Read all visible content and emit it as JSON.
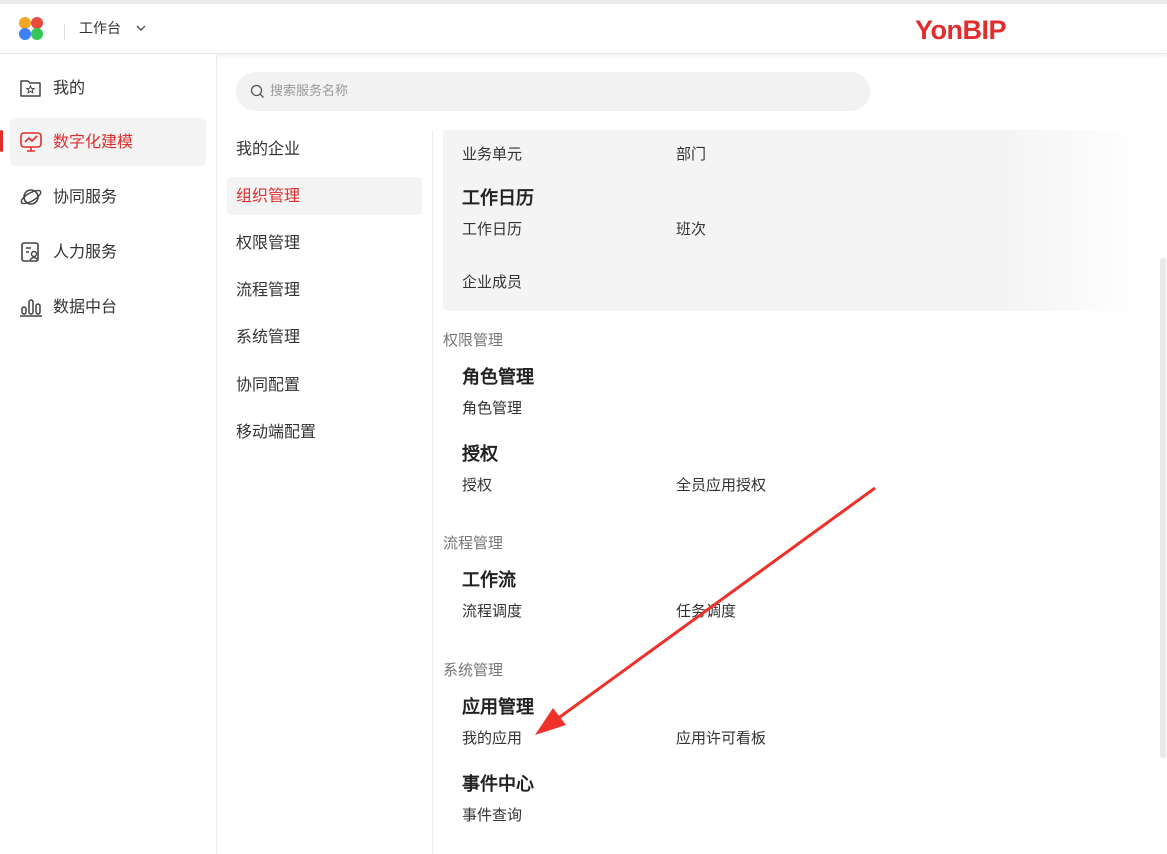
{
  "header": {
    "workspace_label": "工作台",
    "brand": "YonBIP",
    "brand_color": "#e12d2d"
  },
  "sidebar": {
    "items": [
      {
        "label": "我的",
        "icon": "folder-star-icon"
      },
      {
        "label": "数字化建模",
        "icon": "monitor-chart-icon",
        "active": true
      },
      {
        "label": "协同服务",
        "icon": "planet-icon"
      },
      {
        "label": "人力服务",
        "icon": "id-card-icon"
      },
      {
        "label": "数据中台",
        "icon": "bar-chart-icon"
      }
    ]
  },
  "search": {
    "placeholder": "搜索服务名称",
    "value": ""
  },
  "categories": {
    "items": [
      {
        "label": "我的企业"
      },
      {
        "label": "组织管理",
        "active": true
      },
      {
        "label": "权限管理"
      },
      {
        "label": "流程管理"
      },
      {
        "label": "系统管理"
      },
      {
        "label": "协同配置"
      },
      {
        "label": "移动端配置"
      }
    ]
  },
  "content": {
    "org": {
      "links": [
        "业务单元",
        "部门"
      ],
      "calendar_title": "工作日历",
      "calendar_links": [
        "工作日历",
        "班次"
      ],
      "member_link": "企业成员"
    },
    "perm": {
      "section": "权限管理",
      "role_title": "角色管理",
      "role_links": [
        "角色管理"
      ],
      "auth_title": "授权",
      "auth_links": [
        "授权",
        "全员应用授权"
      ]
    },
    "flow": {
      "section": "流程管理",
      "wf_title": "工作流",
      "wf_links": [
        "流程调度",
        "任务调度"
      ]
    },
    "sys": {
      "section": "系统管理",
      "app_title": "应用管理",
      "app_links": [
        "我的应用",
        "应用许可看板"
      ],
      "event_title": "事件中心",
      "event_links": [
        "事件查询"
      ]
    }
  },
  "annotation": {
    "arrow_color": "#f0302a"
  }
}
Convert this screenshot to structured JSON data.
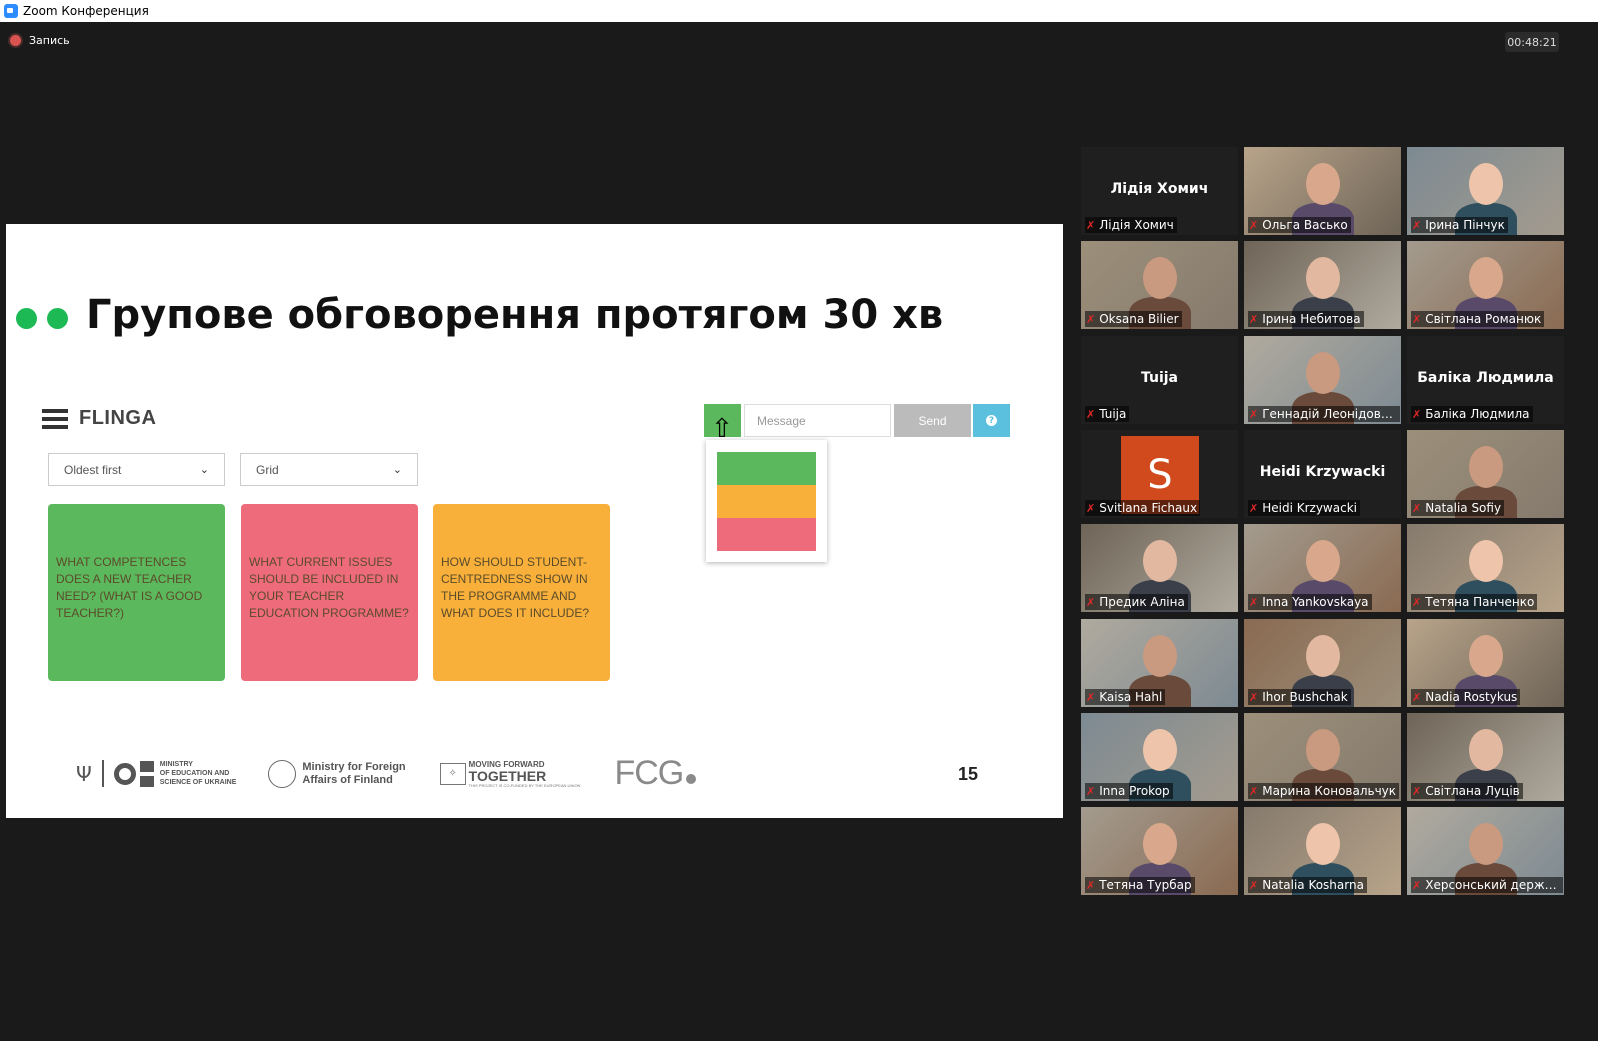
{
  "window": {
    "title": "Zoom Конференция"
  },
  "recording": {
    "label": "Запись"
  },
  "timer": "00:48:21",
  "slide": {
    "title": "Групове обговорення протягом 30 хв",
    "page_number": "15",
    "flinga": {
      "logo_text": "FLINGA",
      "sort_select": "Oldest first",
      "view_select": "Grid",
      "message_placeholder": "Message",
      "send_label": "Send",
      "help_label": "?",
      "cards": [
        {
          "text": "WHAT COMPETENCES DOES A NEW TEACHER NEED? (WHAT IS A GOOD TEACHER?)",
          "color": "#5cb85c"
        },
        {
          "text": "WHAT CURRENT ISSUES SHOULD BE INCLUDED IN YOUR TEACHER EDUCATION PROGRAMME?",
          "color": "#ee6b7c"
        },
        {
          "text": "HOW SHOULD STUDENT-CENTREDNESS SHOW IN THE PROGRAMME AND WHAT DOES IT INCLUDE?",
          "color": "#f8b03a"
        }
      ],
      "palette_colors": [
        "#5cb85c",
        "#f8b03a",
        "#ee6b7c"
      ]
    },
    "logos": {
      "moe": "MINISTRY\nOF EDUCATION AND\nSCIENCE OF UKRAINE",
      "finland": "Ministry for Foreign\nAffairs of Finland",
      "eu_top": "MOVING FORWARD",
      "eu_main": "TOGETHER",
      "eu_small": "THIS PROJECT IS CO-FUNDED BY THE EUROPEAN UNION",
      "fcg": "FCG"
    }
  },
  "participants": [
    {
      "name": "Лідія Хомич",
      "big_name": "Лідія Хомич",
      "video": false
    },
    {
      "name": "Ольга Васько",
      "video": true
    },
    {
      "name": "Ірина Пінчук",
      "video": true
    },
    {
      "name": "Oksana Bilier",
      "video": true
    },
    {
      "name": "Ірина Небитова",
      "video": true
    },
    {
      "name": "Світлана Романюк",
      "video": true
    },
    {
      "name": "Tuija",
      "big_name": "Tuija",
      "video": false
    },
    {
      "name": "Геннадій Леонідович...",
      "video": true
    },
    {
      "name": "Баліка Людмила",
      "big_name": "Баліка Людмила",
      "video": false
    },
    {
      "name": "Svitlana Fichaux",
      "avatar_letter": "S",
      "video": false
    },
    {
      "name": "Heidi Krzywacki",
      "big_name": "Heidi Krzywacki",
      "video": false
    },
    {
      "name": "Natalia Sofiy",
      "video": true
    },
    {
      "name": "Предик Аліна",
      "video": true
    },
    {
      "name": "Inna Yankovskaya",
      "video": true
    },
    {
      "name": "Тетяна Панченко",
      "video": true
    },
    {
      "name": "Kaisa Hahl",
      "video": true,
      "active_speaker": true
    },
    {
      "name": "Ihor Bushchak",
      "video": true
    },
    {
      "name": "Nadia Rostykus",
      "video": true
    },
    {
      "name": "Inna Prokop",
      "video": true
    },
    {
      "name": "Марина Коновальчук",
      "video": true
    },
    {
      "name": "Світлана Луців",
      "video": true
    },
    {
      "name": "Тетяна Турбар",
      "video": true
    },
    {
      "name": "Natalia Kosharna",
      "video": true
    },
    {
      "name": "Херсонський держав...",
      "video": true
    }
  ]
}
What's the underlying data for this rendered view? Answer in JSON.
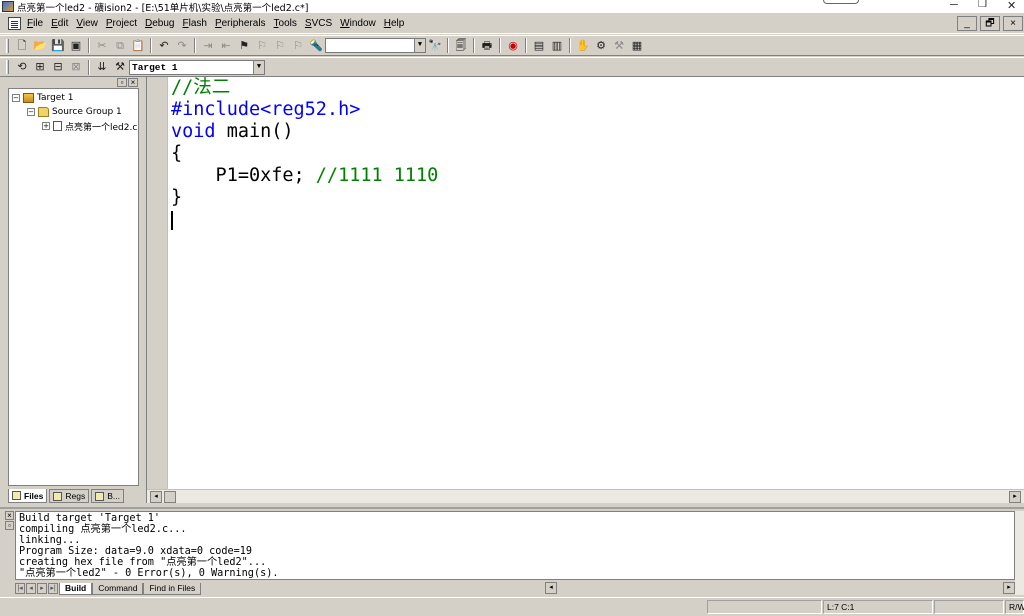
{
  "window": {
    "title": "点亮第一个led2  - 礦ision2 - [E:\\51单片机\\实验\\点亮第一个led2.c*]",
    "min": "─",
    "max": "❐",
    "close": "✕"
  },
  "menu": {
    "items": [
      "File",
      "Edit",
      "View",
      "Project",
      "Debug",
      "Flash",
      "Peripherals",
      "Tools",
      "SVCS",
      "Window",
      "Help"
    ],
    "mdi_min": "_",
    "mdi_restore": "🗗",
    "mdi_close": "×"
  },
  "toolbar2": {
    "target": "Target 1"
  },
  "project": {
    "tree": {
      "target": "Target 1",
      "group": "Source Group 1",
      "file": "点亮第一个led2.c"
    },
    "tabs": {
      "files": "Files",
      "regs": "Regs",
      "books": "B..."
    }
  },
  "editor": {
    "lines": {
      "l1": "//法二",
      "l2": "#include<reg52.h>",
      "l3_kw": "void",
      "l3_rest": " main()",
      "l4": "{",
      "l5_code": "    P1=0xfe; ",
      "l5_comment": "//1111 1110",
      "l6": "}"
    }
  },
  "output": {
    "lines": [
      "Build target 'Target 1'",
      "compiling 点亮第一个led2.c...",
      "linking...",
      "Program Size: data=9.0 xdata=0 code=19",
      "creating hex file from \"点亮第一个led2\"...",
      "\"点亮第一个led2\" - 0 Error(s), 0 Warning(s)."
    ],
    "tabs": {
      "build": "Build",
      "command": "Command",
      "find": "Find in Files"
    }
  },
  "statusbar": {
    "position": "L:7 C:1",
    "mode": "R/W"
  }
}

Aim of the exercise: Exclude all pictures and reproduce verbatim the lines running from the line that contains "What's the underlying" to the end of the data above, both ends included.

Result for this task:
What's the underlying data for this rendered view? Answer in JSON.
{
  "window": {
    "title": "点亮第一个led2  - 礦ision2 - [E:\\51单片机\\实验\\点亮第一个led2.c*]",
    "min": "─",
    "max": "❐",
    "close": "✕"
  },
  "menu": {
    "items": [
      "File",
      "Edit",
      "View",
      "Project",
      "Debug",
      "Flash",
      "Peripherals",
      "Tools",
      "SVCS",
      "Window",
      "Help"
    ],
    "mdi_min": "_",
    "mdi_restore": "🗗",
    "mdi_close": "×"
  },
  "toolbar2": {
    "target": "Target 1"
  },
  "project": {
    "tree": {
      "target": "Target 1",
      "group": "Source Group 1",
      "file": "点亮第一个led2.c"
    },
    "tabs": {
      "files": "Files",
      "regs": "Regs",
      "books": "B..."
    }
  },
  "editor": {
    "lines": {
      "l1": "//法二",
      "l2": "#include<reg52.h>",
      "l3_kw": "void",
      "l3_rest": " main()",
      "l4": "{",
      "l5_code": "    P1=0xfe; ",
      "l5_comment": "//1111 1110",
      "l6": "}"
    }
  },
  "output": {
    "lines": [
      "Build target 'Target 1'",
      "compiling 点亮第一个led2.c...",
      "linking...",
      "Program Size: data=9.0 xdata=0 code=19",
      "creating hex file from \"点亮第一个led2\"...",
      "\"点亮第一个led2\" - 0 Error(s), 0 Warning(s)."
    ],
    "tabs": {
      "build": "Build",
      "command": "Command",
      "find": "Find in Files"
    }
  },
  "statusbar": {
    "position": "L:7 C:1",
    "mode": "R/W"
  }
}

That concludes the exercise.